Stored items from a collection:
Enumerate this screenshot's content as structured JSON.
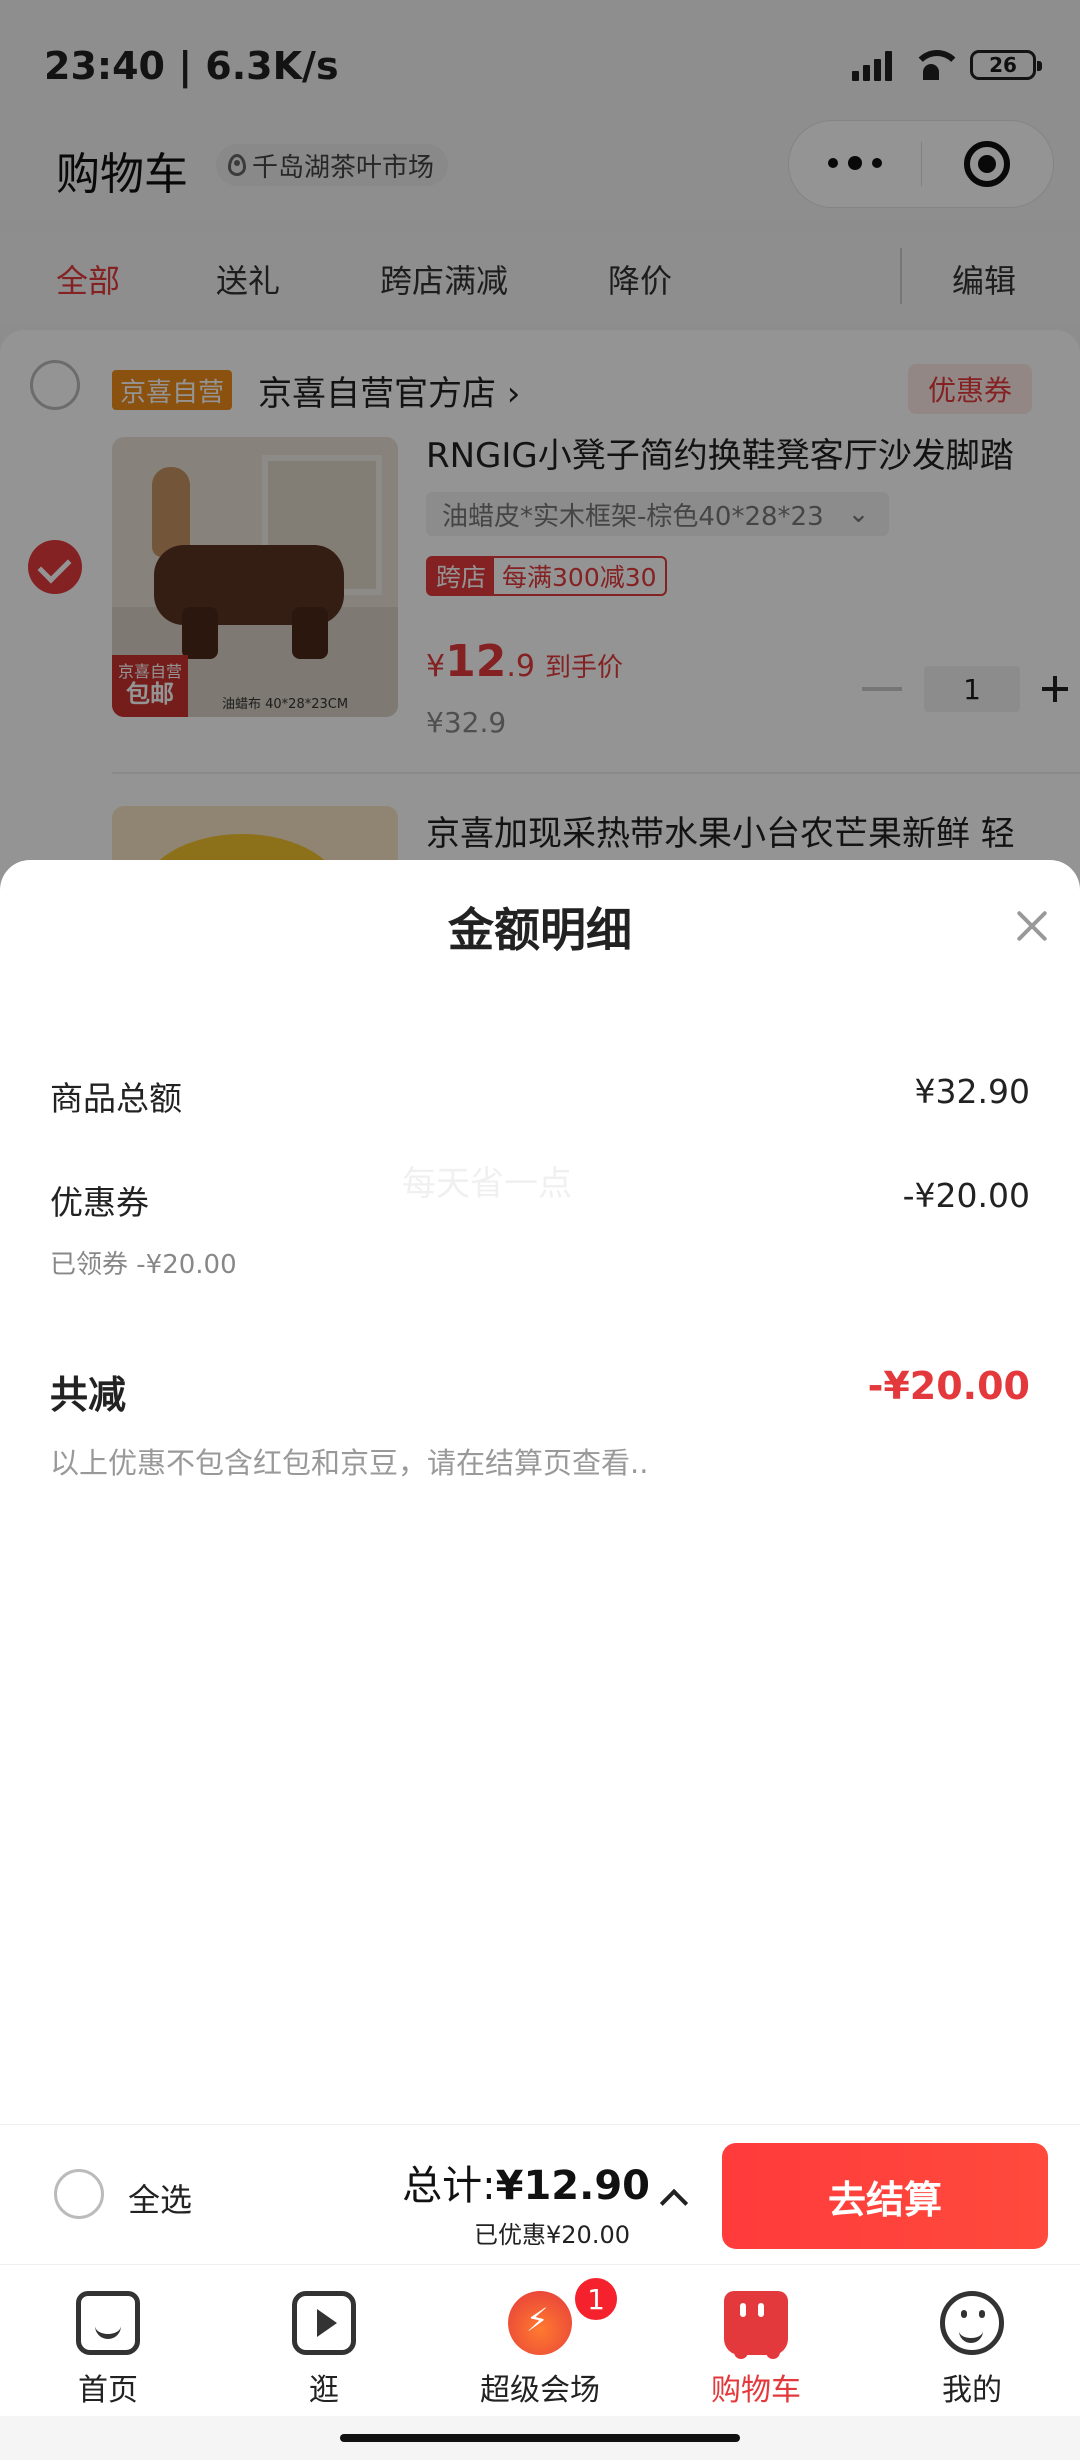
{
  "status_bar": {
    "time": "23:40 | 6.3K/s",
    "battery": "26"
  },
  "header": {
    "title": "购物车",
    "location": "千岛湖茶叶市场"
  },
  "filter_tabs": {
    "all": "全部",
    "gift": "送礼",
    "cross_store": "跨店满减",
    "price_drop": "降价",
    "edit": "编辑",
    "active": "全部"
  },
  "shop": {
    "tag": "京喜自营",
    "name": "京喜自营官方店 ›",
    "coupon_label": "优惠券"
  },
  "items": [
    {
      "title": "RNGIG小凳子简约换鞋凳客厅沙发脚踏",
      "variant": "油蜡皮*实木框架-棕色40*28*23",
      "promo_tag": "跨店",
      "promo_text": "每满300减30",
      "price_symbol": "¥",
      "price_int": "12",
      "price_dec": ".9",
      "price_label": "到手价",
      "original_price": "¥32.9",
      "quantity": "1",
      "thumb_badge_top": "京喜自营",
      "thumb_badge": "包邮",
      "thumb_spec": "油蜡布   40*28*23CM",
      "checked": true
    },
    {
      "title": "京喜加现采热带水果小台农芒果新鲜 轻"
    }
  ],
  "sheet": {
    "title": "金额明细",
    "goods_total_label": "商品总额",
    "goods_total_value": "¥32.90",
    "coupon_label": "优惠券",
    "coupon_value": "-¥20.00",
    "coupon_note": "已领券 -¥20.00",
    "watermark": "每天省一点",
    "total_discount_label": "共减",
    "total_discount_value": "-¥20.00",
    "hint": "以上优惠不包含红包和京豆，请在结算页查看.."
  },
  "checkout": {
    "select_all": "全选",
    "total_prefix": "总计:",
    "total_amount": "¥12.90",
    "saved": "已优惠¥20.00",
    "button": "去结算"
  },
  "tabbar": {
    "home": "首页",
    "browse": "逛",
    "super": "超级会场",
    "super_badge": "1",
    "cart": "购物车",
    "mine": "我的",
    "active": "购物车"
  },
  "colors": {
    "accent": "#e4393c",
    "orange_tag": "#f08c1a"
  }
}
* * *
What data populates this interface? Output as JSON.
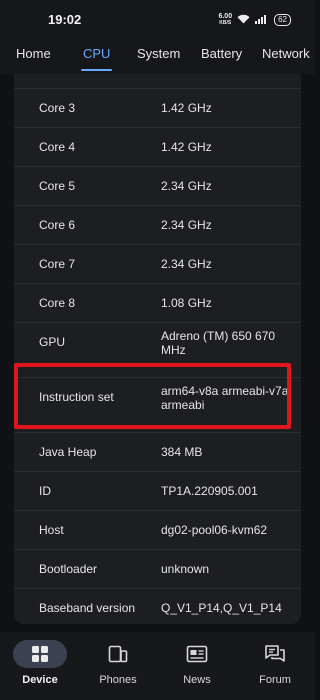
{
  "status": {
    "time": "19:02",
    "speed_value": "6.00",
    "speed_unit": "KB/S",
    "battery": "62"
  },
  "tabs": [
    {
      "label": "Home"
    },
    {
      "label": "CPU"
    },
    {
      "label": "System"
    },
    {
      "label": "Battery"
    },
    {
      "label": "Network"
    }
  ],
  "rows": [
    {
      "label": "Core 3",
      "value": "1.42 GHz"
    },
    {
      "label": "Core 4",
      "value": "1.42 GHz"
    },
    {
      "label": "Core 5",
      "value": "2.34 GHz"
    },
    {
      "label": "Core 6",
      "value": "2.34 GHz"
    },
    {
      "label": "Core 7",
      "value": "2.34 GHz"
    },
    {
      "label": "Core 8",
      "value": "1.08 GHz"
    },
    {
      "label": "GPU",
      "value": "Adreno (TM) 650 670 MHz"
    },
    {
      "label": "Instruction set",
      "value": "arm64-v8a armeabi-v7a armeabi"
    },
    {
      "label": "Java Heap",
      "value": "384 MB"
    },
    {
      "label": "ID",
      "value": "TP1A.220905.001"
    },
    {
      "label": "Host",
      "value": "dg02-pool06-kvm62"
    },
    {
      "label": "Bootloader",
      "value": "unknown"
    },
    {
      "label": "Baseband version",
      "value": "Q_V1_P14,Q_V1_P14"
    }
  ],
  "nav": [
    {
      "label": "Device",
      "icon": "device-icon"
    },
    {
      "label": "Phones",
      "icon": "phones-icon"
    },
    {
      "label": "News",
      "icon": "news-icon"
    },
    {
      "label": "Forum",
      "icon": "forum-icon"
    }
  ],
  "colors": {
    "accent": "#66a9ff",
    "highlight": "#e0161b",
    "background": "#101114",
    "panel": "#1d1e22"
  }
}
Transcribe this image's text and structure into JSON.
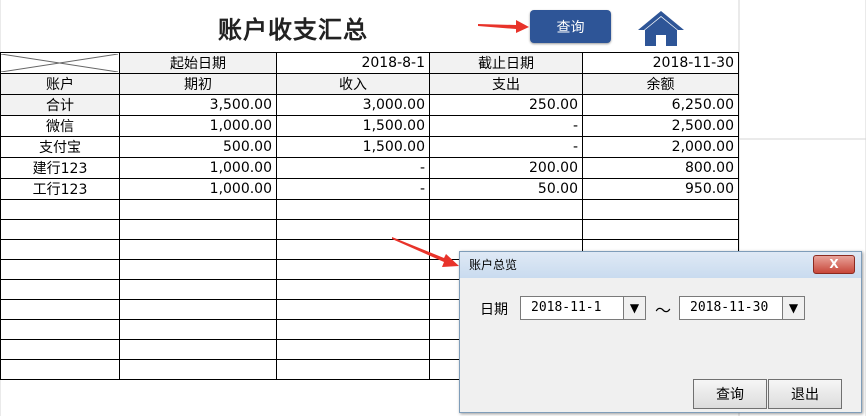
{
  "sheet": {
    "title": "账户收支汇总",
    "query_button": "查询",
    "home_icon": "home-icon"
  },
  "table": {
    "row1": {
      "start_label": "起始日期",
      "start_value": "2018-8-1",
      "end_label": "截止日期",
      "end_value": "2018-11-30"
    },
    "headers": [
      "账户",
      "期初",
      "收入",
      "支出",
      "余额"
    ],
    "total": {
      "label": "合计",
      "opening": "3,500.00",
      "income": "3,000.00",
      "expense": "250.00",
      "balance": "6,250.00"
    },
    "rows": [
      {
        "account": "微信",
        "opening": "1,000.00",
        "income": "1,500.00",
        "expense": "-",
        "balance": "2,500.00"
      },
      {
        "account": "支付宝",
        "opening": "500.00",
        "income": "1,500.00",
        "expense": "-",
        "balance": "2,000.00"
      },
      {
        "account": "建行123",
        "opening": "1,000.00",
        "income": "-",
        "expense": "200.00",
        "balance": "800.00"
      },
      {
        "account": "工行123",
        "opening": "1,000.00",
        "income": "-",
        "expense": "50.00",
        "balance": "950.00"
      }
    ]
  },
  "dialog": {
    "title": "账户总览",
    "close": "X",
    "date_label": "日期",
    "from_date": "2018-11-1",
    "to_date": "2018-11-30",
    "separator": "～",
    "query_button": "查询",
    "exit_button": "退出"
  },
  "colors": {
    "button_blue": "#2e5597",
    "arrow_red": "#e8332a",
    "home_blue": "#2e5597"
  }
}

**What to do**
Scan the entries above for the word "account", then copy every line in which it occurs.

**Answer box**
        "account": "微信",
        "account": "支付宝",
        "account": "建行123",
        "account": "工行123",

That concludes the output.